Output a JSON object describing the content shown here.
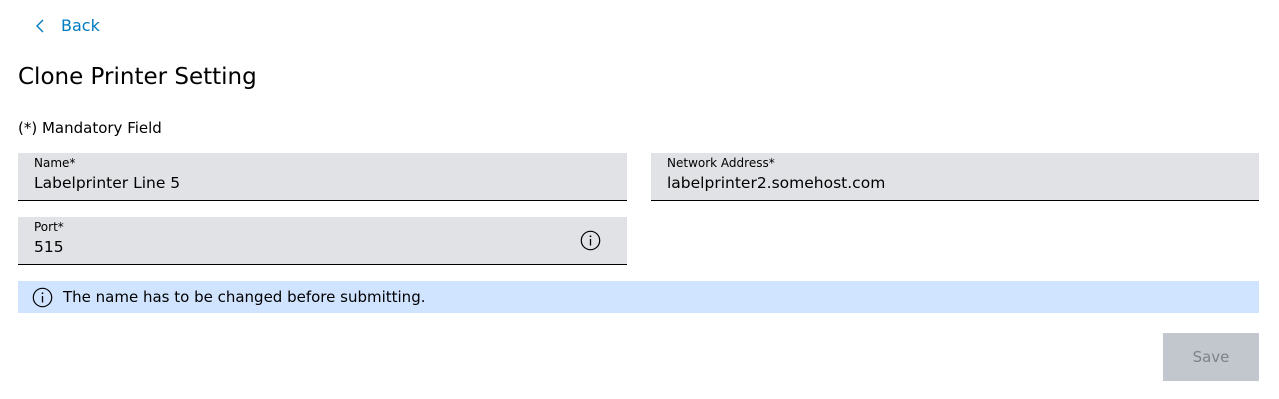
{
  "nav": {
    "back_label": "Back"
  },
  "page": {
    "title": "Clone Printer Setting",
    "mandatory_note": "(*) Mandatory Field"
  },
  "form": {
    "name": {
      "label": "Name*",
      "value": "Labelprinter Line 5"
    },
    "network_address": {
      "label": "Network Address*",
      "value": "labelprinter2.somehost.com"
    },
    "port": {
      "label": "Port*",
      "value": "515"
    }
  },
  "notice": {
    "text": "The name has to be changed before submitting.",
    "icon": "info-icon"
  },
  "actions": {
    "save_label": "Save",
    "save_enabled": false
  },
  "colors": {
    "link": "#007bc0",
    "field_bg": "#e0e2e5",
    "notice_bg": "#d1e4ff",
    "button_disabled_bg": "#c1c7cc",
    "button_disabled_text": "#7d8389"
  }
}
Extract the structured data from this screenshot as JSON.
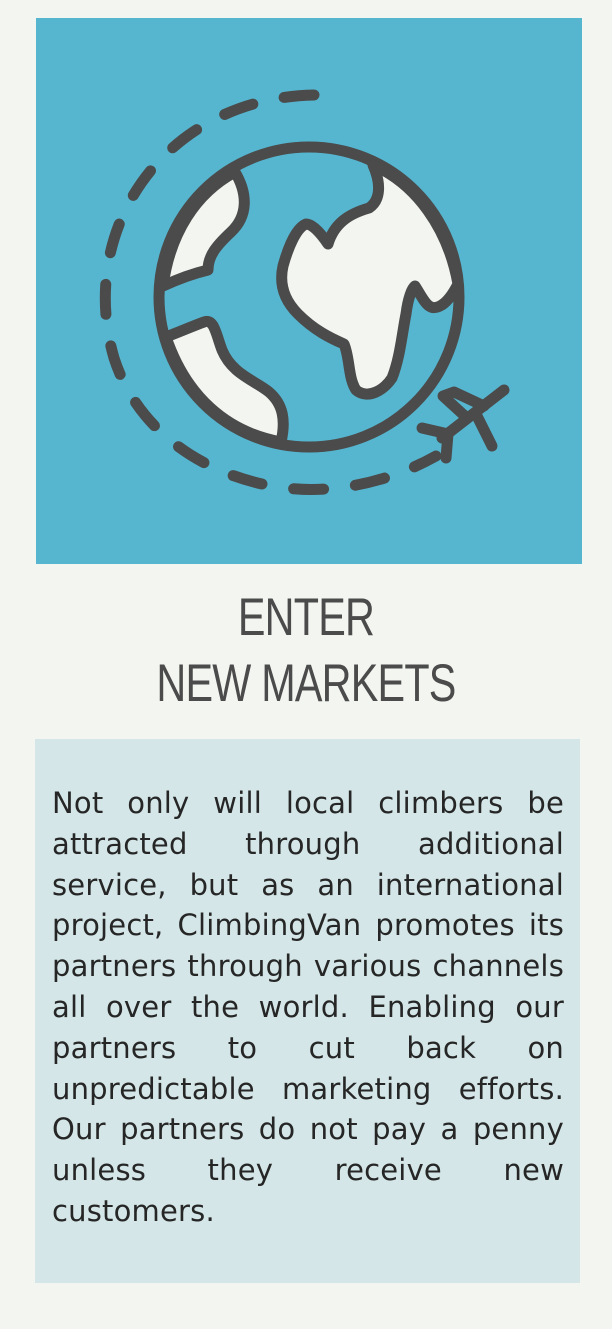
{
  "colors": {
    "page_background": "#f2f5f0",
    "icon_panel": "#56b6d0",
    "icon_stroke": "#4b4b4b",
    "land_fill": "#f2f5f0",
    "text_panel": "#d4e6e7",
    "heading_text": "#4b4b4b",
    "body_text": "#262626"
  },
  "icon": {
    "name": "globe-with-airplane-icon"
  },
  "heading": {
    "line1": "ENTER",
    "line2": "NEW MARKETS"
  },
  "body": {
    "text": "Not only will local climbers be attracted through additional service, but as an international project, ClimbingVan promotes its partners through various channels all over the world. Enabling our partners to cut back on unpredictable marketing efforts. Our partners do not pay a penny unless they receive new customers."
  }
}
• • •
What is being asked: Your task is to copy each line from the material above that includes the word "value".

Result below:
      "value": "Labelprinter Line 5"
      "value": "labelprinter2.somehost.com"
      "value": "515"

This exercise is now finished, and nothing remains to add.